When the far left and the far right on Toronto City Council both share the same criticism of newly elected Mayor John Tory’s first proposed budget, we have to take notice. It is clear from items in Tory’s $11.5 billion budget proposal that he means to respond to every aspect of the most urgent needs of the city.
We believe he has good intentions. Nevertheless, just about every decision Tory makes, at least in the early stages of his tenure, will be compared to the previous mayor, the badly behaved Rob Ford, who is sitting once again as councillor for Ward 2 Etobicoke North, the post he held for 10 years before his divisive term as mayor.
It remains to be seen how well Tory can manage to bring enough councillors on side to get this budget through. His proposal, which will not be voted on by City Council until March, has received criticism from Ford on the far right of the political spectrum and from far left councillor, Gord Perks. Ford and Perks, who have had a history of being adversaries, now agree in their criticism of Tory’s budget, which includes a $200 million line of credit from the provincial government meant to ensure a balanced budget, and which, by the way, has not yet been approved by Queen’s Park.
Of course, increased payments by residents are also coming in order to balance the budget. Already, Tory has broken a campaign promise regarding fare increases for public transit. In exchange, he will offer up free rides to children up to age 12, but that comes at a cost to adults with fares going up 10 cents per ride for non-cash fares across the board.
It’s a nice gesture for the kids, but it is also a clever distraction since Tory had promised not to raise fares in the first place. His explanation that he didn’t know how badly off the Toronto Transit Commission (TTC) was is hard to accept, just as it will also be hard to accept this increase for those who already carry the bulk of the financing for the cash-strapped, yet essential, public service.
We have to wonder if it wouldn’t have been better for Tory to put forward a plan to bring all levels of government to the table for discussions on a better way of funding this city’s public transit system, one that would not involve wounding those who must depend on the service.
Yes, it will be less pressure for them to have to find fares for their children going to school, but they will still end up paying for those fares through the coming increase.
Along those lines, instead of the 2.5 per cent increase in property taxes aimed at holding to the inflation rate, Tory could have had chosen to increase property taxes so that they come closer to responding to the real demands of the budget, instead of literally nickel and diming TTC riders.
There would be some push back in such an instance, yet Toronto residents still pay the lowest property taxes in the region and have for too long been coddled to expect that their taxes should be kept below the rate of inflation. It is an unrealistic formula, and one that will continue to ensure that budget planning takes the kinds of twists and turns that Tory is now suggesting with his provincial line of credit.

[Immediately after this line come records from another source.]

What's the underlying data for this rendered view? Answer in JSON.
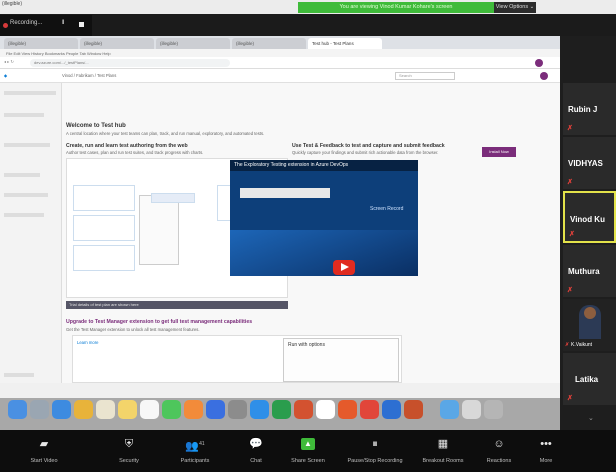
{
  "top": {
    "title": "(illegible)",
    "share_banner": "You are viewing Vinod Kumar Kohare's screen",
    "view_options": "View Options ⌄"
  },
  "recording": {
    "label": "Recording...",
    "pause": "II",
    "stop": "■"
  },
  "browser": {
    "tabs": [
      "(illegible)",
      "(illegible)",
      "(illegible)",
      "(illegible)",
      "Test hub - Test Plans"
    ],
    "menu": "File  Edit  View  History  Bookmarks  People  Tab  Window  Help",
    "url": "dev.azure.com/.../_testPlans/...",
    "header_crumbs": "Vinod / Fabrikam / Test Plans",
    "search_placeholder": "Search"
  },
  "hub": {
    "title": "Welcome to Test hub",
    "intro": "A central location where your test teams can plan, track, and run manual, exploratory, and automated tests.",
    "section1_title": "Create, run and learn test authoring from the web",
    "section1_text": "Author test cases, plan and run test suites, and track progress with charts.",
    "section2_title": "Use Test & Feedback to test and capture and submit feedback",
    "section2_text": "Quickly capture your findings and submit rich actionable data from the browser.",
    "install_button": "Install Now",
    "video_title": "The Exploratory Testing extension in Azure DevOps",
    "video_sub": "Screen Record",
    "banner": "Trial details of test plan are shown here",
    "section3_title": "Upgrade to Test Manager extension to get full test management capabilities",
    "section3_text": "Get the Test Manager extension to unlock all test management features.",
    "upgrade_link": "Learn more",
    "runs_title": "Run with options"
  },
  "participants": [
    {
      "name": "Rubin J",
      "muted": true
    },
    {
      "name": "VIDHYAS",
      "muted": true
    },
    {
      "name": "Vinod Ku",
      "muted": true
    },
    {
      "name": "Muthura",
      "muted": true
    },
    {
      "name": "K.Vaikunt",
      "muted": true
    },
    {
      "name": "Latika",
      "muted": true
    }
  ],
  "bottom_bar": [
    {
      "label": "Start Video",
      "icon": "video-off-icon"
    },
    {
      "label": "Security",
      "icon": "security-icon"
    },
    {
      "label": "Participants",
      "icon": "participants-icon",
      "count": "41"
    },
    {
      "label": "Chat",
      "icon": "chat-icon"
    },
    {
      "label": "Share Screen",
      "icon": "share-screen-icon"
    },
    {
      "label": "Pause/Stop Recording",
      "icon": "recording-icon"
    },
    {
      "label": "Breakout Rooms",
      "icon": "breakout-icon"
    },
    {
      "label": "Reactions",
      "icon": "reactions-icon"
    },
    {
      "label": "More",
      "icon": "more-icon"
    }
  ],
  "colors": {
    "accent_green": "#3fbb3a",
    "mute_red": "#e0403a",
    "azure_purple": "#7b2d7b",
    "active_speaker": "#e3e24a"
  }
}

It seems that with the best of intentions, the new mayor is trying to make everyone happy, but that is always a formula for problems down the road. For example, his proposed $970 million to fix the Gardiner Expressway, a $443.2 million increase to repair the thoroughfare many have argued should be taken down, may appeal to some motorists. But couldn’t those millions have better served to answer the backlog of repairs crying out for attention in every public housing site in the city? Instead, the money would be earmarked to shore up the Gardiner in 12 years rather than the previously proposed 20-year commitment.

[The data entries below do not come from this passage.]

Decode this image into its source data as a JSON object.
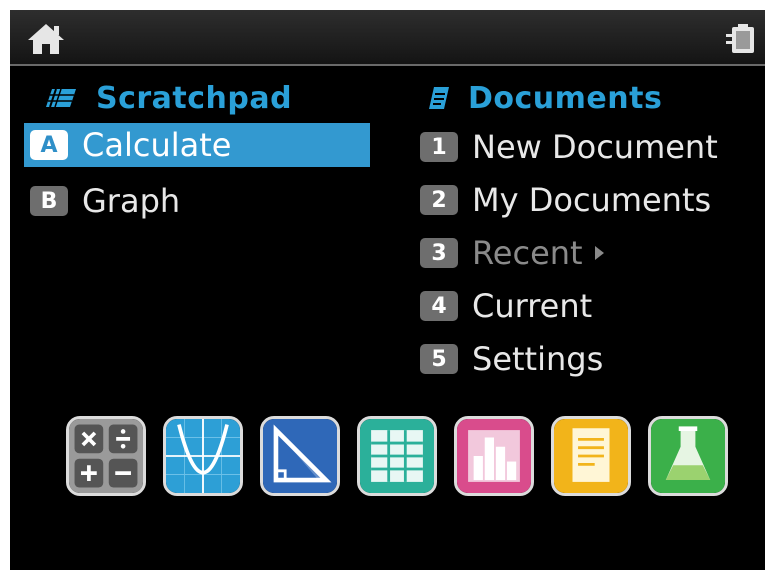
{
  "topbar": {
    "home_icon": "home-icon",
    "battery_icon": "battery-icon"
  },
  "scratchpad": {
    "title": "Scratchpad",
    "icon": "scratchpad-icon",
    "items": [
      {
        "key": "A",
        "label": "Calculate",
        "selected": true
      },
      {
        "key": "B",
        "label": "Graph",
        "selected": false
      }
    ]
  },
  "documents": {
    "title": "Documents",
    "icon": "documents-icon",
    "items": [
      {
        "key": "1",
        "label": "New Document"
      },
      {
        "key": "2",
        "label": "My Documents"
      },
      {
        "key": "3",
        "label": "Recent",
        "disabled": true,
        "has_submenu": true
      },
      {
        "key": "4",
        "label": "Current"
      },
      {
        "key": "5",
        "label": "Settings"
      }
    ]
  },
  "app_icons": [
    "calculator-app-icon",
    "graphs-app-icon",
    "geometry-app-icon",
    "lists-spreadsheet-app-icon",
    "data-statistics-app-icon",
    "notes-app-icon",
    "vernier-dataquest-app-icon"
  ],
  "colors": {
    "accent": "#2aa0d8",
    "selection": "#3399d0",
    "background": "#000000",
    "disabled_text": "#8a8a8a"
  }
}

After the Ford years, there is little appetite for upheaval, so Tory’s middle-of-the-road initial offering is understandable. Even so, this budget calls for scrutiny and there is room for adjustment.